happened in this country and to speak up against abuses that
have taken place," he said in a muddy shanty town of people
pushed off their own land by the military 23 years ago.
Rival protesters met Cameron on his tour of the town,
including Tamils seeking his support in locating missing
relatives and also government supporters who waved placards that
read "We are not a colony" in opposition to his visit.
Sri Lanka's President Mahinda Rajapaksa had hoped the Nov.
15-17 meeting, which two heads of government have boycotted,
would prove an advertisement for progress and economic growth in
the island state of 21 million off India's southern tip.
Instead, the build-up to the summit has been overshadowed by
allegations of state-sponsored rape and torture, and by
political pressure, including from Cameron.
Separatist Tamil rebels with a preference for suicide
bombers battled government forces for 26 years until an army
offensive crushed them in 2009.
A U.N. panel has said around 40,000 mainly Tamil civilians
died in the final months of the offensive. Both sides committed
atrocities but army shelling killed most victims, it concluded.
The United Nations wants an international inquiry into
allegations of war crimes in the final months of the conflict.
Opening the summit, Rajapaksa defended the government after
saying this week it had "nothing to hide".
"We in Sri Lanka are stepping into a new era of peace,
stability and premium economic opportunities," he told
government leaders and officials from 49 countries.
"In ending terrorism in 2009 we asserted the greatest human
right, the right to live."
After Cameron returned from Jaffna he met Rajapaksa and
raised concerns about displaced people, land issues, the
military presence and devolving powers to the north, the Sri
Lankan government said in a statement.
Rajapaksa told him it was only four years since the war had
ended and the country needed more time to overcome its problems.
BRITISH PM VISITS NORTH
Many buildings in Jaffna are still bombed out skeletons
despite a surge of reconstruction. While there, Cameron visited
a recently rebuilt library and a Tamil newspaper often targeted
by unknown gunmen who have killed six journalists since 2006.
At the library his car was nearly surrounded by a group of
mainly women protesters who say their loved ones were taken by
the army during the war and have never been returned to them.
The women pressed pictures of the missing against the windows of
a media bus and surged towards Cameron's vehicle after pushing
through police lines.
Some observers warn that the repressive climate in the north
and slow progress on demands for greater autonomy risk stoking
fresh violence. Military seizure of land is one
of the most sensitive issues in north.
At the Kannagi camp, where about 500 people are yet to be
resettled on land occupied by the army despite promises they
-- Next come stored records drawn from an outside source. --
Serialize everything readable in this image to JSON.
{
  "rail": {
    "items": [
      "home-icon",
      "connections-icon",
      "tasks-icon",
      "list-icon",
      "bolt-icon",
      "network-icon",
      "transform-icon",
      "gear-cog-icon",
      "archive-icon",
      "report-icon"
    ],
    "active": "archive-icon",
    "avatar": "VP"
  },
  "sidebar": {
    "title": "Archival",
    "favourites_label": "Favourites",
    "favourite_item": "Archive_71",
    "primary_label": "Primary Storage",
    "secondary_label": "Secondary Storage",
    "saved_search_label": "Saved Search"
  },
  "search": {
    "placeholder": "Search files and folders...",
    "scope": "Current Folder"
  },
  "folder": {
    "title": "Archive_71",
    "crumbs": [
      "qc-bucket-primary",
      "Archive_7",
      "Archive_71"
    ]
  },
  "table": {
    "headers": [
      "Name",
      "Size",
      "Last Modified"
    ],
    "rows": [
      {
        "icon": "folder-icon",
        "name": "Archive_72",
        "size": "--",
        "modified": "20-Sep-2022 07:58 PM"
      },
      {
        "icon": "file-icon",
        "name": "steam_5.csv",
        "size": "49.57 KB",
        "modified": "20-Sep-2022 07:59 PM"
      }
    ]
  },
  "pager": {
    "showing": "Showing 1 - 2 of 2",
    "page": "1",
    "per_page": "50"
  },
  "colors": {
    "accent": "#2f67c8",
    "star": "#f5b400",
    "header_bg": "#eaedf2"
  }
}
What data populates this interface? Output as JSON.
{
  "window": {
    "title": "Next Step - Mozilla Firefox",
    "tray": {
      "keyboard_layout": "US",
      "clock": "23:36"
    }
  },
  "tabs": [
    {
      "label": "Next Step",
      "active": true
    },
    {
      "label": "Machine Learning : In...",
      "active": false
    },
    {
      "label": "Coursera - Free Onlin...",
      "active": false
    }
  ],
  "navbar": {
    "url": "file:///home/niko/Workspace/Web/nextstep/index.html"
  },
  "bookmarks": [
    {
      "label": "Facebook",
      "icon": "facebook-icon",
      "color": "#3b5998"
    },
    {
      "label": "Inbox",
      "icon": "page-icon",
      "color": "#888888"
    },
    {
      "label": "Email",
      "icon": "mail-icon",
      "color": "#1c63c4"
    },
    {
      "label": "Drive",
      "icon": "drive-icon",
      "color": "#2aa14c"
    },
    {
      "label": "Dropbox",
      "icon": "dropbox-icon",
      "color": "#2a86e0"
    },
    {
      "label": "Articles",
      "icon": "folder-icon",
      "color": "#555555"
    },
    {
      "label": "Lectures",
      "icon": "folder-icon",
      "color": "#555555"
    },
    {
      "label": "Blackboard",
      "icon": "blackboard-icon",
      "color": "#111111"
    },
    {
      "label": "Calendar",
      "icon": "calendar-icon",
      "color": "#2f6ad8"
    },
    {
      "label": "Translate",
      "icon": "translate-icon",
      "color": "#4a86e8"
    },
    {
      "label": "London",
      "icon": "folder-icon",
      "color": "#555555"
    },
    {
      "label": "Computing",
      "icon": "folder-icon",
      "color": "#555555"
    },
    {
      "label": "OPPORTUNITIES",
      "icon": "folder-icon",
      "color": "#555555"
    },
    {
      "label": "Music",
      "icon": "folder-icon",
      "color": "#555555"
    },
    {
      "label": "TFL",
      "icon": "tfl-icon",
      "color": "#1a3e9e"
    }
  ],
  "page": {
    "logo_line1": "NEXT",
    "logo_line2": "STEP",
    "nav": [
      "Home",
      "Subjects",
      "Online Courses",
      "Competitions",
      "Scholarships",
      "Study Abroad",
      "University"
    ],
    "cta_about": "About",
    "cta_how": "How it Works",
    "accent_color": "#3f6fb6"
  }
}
could go home, Cameron walked though narrow, muddy rows of tin
shacks where he was mobbed by families speaking in Tamil.
"The war is over," he said to a government official walking
alongside. "Why is it taking so long to resettle?" The official
replied that the resettlement was under way.
Officials in Colombo have expressed frustration at what they
see as interference from abroad in the run-up to the
Commonwealth meeting and say Sri Lanka is on a path to
reconciliation, aided by strong economic growth.
The government has also dismissed accusations of ongoing
rights violations, which it says are part of a campaign by rebel
sympathisers to tarnish its image and detract from the summit.
The Commonwealth, comprising 53 countries, has little power,
but wields some influence in mediating disputes between members.
Canadian Prime Minister Stephen Harper said last month he
would skip the summit over rights abuses, including alleged
disappearances and extra-judicial killings, and Mauritian Prime
Minister Navinchandra Ramgoolam later joined the boycott. As a
result of not attending, Mauritius will no longer host the next
summit in 2015, Ramgoolam said on Friday.
Prime Minister Manmohan Singh of India, whose population of
1.2 billion dwarfs the rest of the Commonwealth combined, also
did not travel to Colombo, although it was partly due to
domestic pressures. His foreign minister is taking part.